The “Tom Thumb,” the first locomotive built in America, goes into service, running between Baltimore and Ellicotts Mill. It is the first railway service in the United States.
The Count of Monte Cristo is first published in the Journal des Débats in eighteen parts. Publication runs through January, 1846. Complete versions of the novel in the original French will be published throughout the nineteenth century. The most popular English translation will be published in 1846 by Chapman and Hall.
The first issue of Scientific American is published by Rufus Porter, a schoolmaster, inventor, and editor. While the paper is still just a small weekly journal with a circulation less than three hundred, he will sell it for US$800 in July 1846 to twenty year old Alfred Ely Beach and Orson Desaix Munn. Together, they will build its circulation to ten thousand by 1848, twenty thousand by 1852, and thirty thousand by 1853. Visit the journal’s current website.
The first British telephone exchange opens on Coleman Street in London, England.
The first controlled flight in a glider is made by John J. Montgomery at Wheeler Hill, California. He sails a distance of 603 feet at an altitude of about fifteen feet. Read more at the Smithsonian.
The first known photograph of a tornado is taken near Howard, South Dakota.
Station WEAF, New York, broadcasts a ten minute advertisement promoting a group of apartment buildings in Queens for Queensboro Realty Company, which cost the company US$100. It is the first radio commercial in history, and the beginning of what will later be known as as toll broadcasting.
Police use a broadcast appeal to to track down a wanted man for the first time in history. The broadcast goes out over the BBC.
CBS gives a public demonstration of a field sequential color television system, which was devised by Dr. Peter Goldmark, using Kodachrome films and slides. The scanning rate of the system is twenty frames per second (FPS) for each of the three primary colors (red, green, and blue), making a total rate of 60 fps, twice the rate of the 441-line 30fps monochrome system currently in use. Each frame comprises two interlaced fields. The scanning rate will be increased to 24 fps per color, making the system incompatible with the existing system.
Nippon Television broadcasts Japan’s first television show, as well as its first television advertisement.
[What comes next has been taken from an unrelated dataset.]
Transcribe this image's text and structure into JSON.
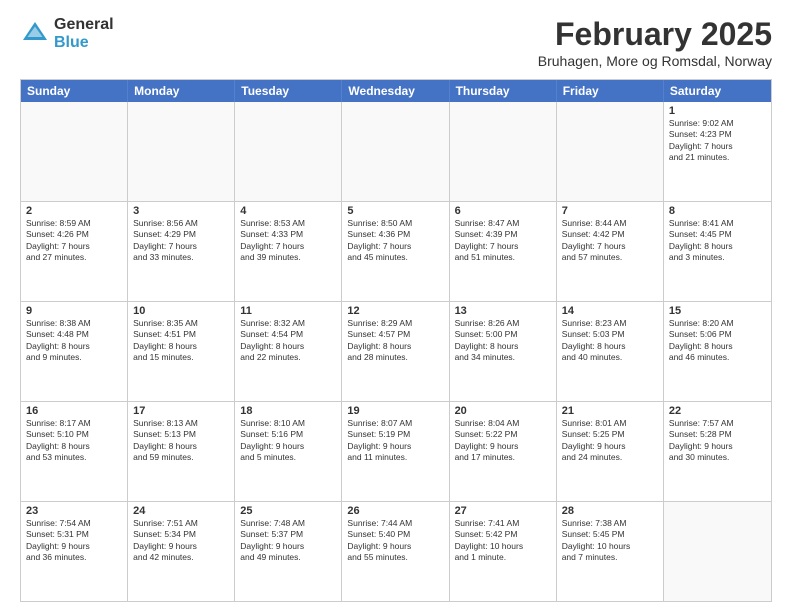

Jack St. Clair Kilby, of Texas Instruments, Inc. (TI), demonstrates a mutivibrator circuit of discreet silicon elements to Willis Adcock. Although the demonstration is a success, the circuit isn’t integrated, and Kilby moves on to demonstrate an Integrated Circuit (IC) in September.